* [Instructions for the task]: Extract the complete listing and output it unchanged.

[Start of section]

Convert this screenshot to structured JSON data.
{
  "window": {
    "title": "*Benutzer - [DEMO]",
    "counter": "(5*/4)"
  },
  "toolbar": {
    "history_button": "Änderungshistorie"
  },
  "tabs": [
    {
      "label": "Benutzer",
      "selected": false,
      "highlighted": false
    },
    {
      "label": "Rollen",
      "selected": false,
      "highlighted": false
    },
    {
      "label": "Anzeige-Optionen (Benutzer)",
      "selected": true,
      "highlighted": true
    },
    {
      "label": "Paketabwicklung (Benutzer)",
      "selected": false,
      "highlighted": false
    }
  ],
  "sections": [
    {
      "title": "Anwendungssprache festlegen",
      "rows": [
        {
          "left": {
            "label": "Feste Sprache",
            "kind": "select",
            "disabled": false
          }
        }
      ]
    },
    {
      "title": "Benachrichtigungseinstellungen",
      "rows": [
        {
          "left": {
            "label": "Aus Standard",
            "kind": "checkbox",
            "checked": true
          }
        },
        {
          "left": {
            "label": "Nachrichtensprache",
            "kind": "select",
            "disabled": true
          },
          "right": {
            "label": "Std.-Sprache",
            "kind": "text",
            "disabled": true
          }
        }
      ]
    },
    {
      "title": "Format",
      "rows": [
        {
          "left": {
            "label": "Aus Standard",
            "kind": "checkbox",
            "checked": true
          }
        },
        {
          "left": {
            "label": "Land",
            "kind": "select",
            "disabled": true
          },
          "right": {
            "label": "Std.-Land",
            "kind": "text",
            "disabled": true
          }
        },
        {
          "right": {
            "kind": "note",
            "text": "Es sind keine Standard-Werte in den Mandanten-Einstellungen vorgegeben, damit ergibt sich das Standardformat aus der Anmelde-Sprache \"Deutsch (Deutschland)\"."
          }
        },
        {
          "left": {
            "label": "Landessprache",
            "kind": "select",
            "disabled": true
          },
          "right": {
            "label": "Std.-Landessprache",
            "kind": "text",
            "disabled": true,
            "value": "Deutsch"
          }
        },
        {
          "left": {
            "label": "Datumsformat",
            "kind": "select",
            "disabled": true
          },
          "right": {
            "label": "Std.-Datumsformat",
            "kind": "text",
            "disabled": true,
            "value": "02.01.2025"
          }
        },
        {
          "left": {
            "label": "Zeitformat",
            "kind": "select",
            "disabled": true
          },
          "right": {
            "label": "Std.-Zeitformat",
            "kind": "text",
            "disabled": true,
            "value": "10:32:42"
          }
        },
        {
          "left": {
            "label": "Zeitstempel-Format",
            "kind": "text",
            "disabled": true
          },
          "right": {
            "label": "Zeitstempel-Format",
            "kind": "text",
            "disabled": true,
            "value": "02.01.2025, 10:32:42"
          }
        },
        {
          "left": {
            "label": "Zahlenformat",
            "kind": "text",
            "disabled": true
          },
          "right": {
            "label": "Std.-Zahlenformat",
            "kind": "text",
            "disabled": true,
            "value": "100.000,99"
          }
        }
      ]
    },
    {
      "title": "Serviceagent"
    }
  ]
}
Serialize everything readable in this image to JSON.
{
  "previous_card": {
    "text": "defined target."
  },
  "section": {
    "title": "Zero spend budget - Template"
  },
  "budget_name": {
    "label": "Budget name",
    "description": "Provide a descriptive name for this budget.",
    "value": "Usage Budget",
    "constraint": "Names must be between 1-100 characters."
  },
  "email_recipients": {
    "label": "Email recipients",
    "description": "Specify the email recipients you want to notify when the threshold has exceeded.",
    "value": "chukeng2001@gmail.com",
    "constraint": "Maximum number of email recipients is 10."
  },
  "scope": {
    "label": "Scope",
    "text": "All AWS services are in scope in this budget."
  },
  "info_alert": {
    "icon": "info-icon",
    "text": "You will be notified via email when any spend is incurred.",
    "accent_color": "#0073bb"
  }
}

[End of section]

* [Answer to the exercise]:
Convert this screenshot to structured JSON data.
{
  "window": {
    "title": "*Benutzer - [DEMO]",
    "counter": "(5*/4)"
  },
  "toolbar": {
    "history_button": "Änderungshistorie"
  },
  "tabs": [
    {
      "label": "Benutzer",
      "selected": false,
      "highlighted": false
    },
    {
      "label": "Rollen",
      "selected": false,
      "highlighted": false
    },
    {
      "label": "Anzeige-Optionen (Benutzer)",
      "selected": true,
      "highlighted": true
    },
    {
      "label": "Paketabwicklung (Benutzer)",
      "selected": false,
      "highlighted": false
    }
  ],
  "sections": [
    {
      "title": "Anwendungssprache festlegen",
      "rows": [
        {
          "left": {
            "label": "Feste Sprache",
            "kind": "select",
            "disabled": false
          }
        }
      ]
    },
    {
      "title": "Benachrichtigungseinstellungen",
      "rows": [
        {
          "left": {
            "label": "Aus Standard",
            "kind": "checkbox",
            "checked": true
          }
        },
        {
          "left": {
            "label": "Nachrichtensprache",
            "kind": "select",
            "disabled": true
          },
          "right": {
            "label": "Std.-Sprache",
            "kind": "text",
            "disabled": true
          }
        }
      ]
    },
    {
      "title": "Format",
      "rows": [
        {
          "left": {
            "label": "Aus Standard",
            "kind": "checkbox",
            "checked": true
          }
        },
        {
          "left": {
            "label": "Land",
            "kind": "select",
            "disabled": true
          },
          "right": {
            "label": "Std.-Land",
            "kind": "text",
            "disabled": true
          }
        },
        {
          "right": {
            "kind": "note",
            "text": "Es sind keine Standard-Werte in den Mandanten-Einstellungen vorgegeben, damit ergibt sich das Standardformat aus der Anmelde-Sprache \"Deutsch (Deutschland)\"."
          }
        },
        {
          "left": {
            "label": "Landessprache",
            "kind": "select",
            "disabled": true
          },
          "right": {
            "label": "Std.-Landessprache",
            "kind": "text",
            "disabled": true,
            "value": "Deutsch"
          }
        },
        {
          "left": {
            "label": "Datumsformat",
            "kind": "select",
            "disabled": true
          },
          "right": {
            "label": "Std.-Datumsformat",
            "kind": "text",
            "disabled": true,
            "value": "02.01.2025"
          }
        },
        {
          "left": {
            "label": "Zeitformat",
            "kind": "select",
            "disabled": true
          },
          "right": {
            "label": "Std.-Zeitformat",
            "kind": "text",
            "disabled": true,
            "value": "10:32:42"
          }
        },
        {
          "left": {
            "label": "Zeitstempel-Format",
            "kind": "text",
            "disabled": true
          },
          "right": {
            "label": "Zeitstempel-Format",
            "kind": "text",
            "disabled": true,
            "value": "02.01.2025, 10:32:42"
          }
        },
        {
          "left": {
            "label": "Zahlenformat",
            "kind": "text",
            "disabled": true
          },
          "right": {
            "label": "Std.-Zahlenformat",
            "kind": "text",
            "disabled": true,
            "value": "100.000,99"
          }
        }
      ]
    },
    {
      "title": "Serviceagent"
    }
  ]
}
Serialize everything readable in this image to JSON.
{
  "previous_card": {
    "text": "defined target."
  },
  "section": {
    "title": "Zero spend budget - Template"
  },
  "budget_name": {
    "label": "Budget name",
    "description": "Provide a descriptive name for this budget.",
    "value": "Usage Budget",
    "constraint": "Names must be between 1-100 characters."
  },
  "email_recipients": {
    "label": "Email recipients",
    "description": "Specify the email recipients you want to notify when the threshold has exceeded.",
    "value": "chukeng2001@gmail.com",
    "constraint": "Maximum number of email recipients is 10."
  },
  "scope": {
    "label": "Scope",
    "text": "All AWS services are in scope in this budget."
  },
  "info_alert": {
    "icon": "info-icon",
    "text": "You will be notified via email when any spend is incurred.",
    "accent_color": "#0073bb"
  }
}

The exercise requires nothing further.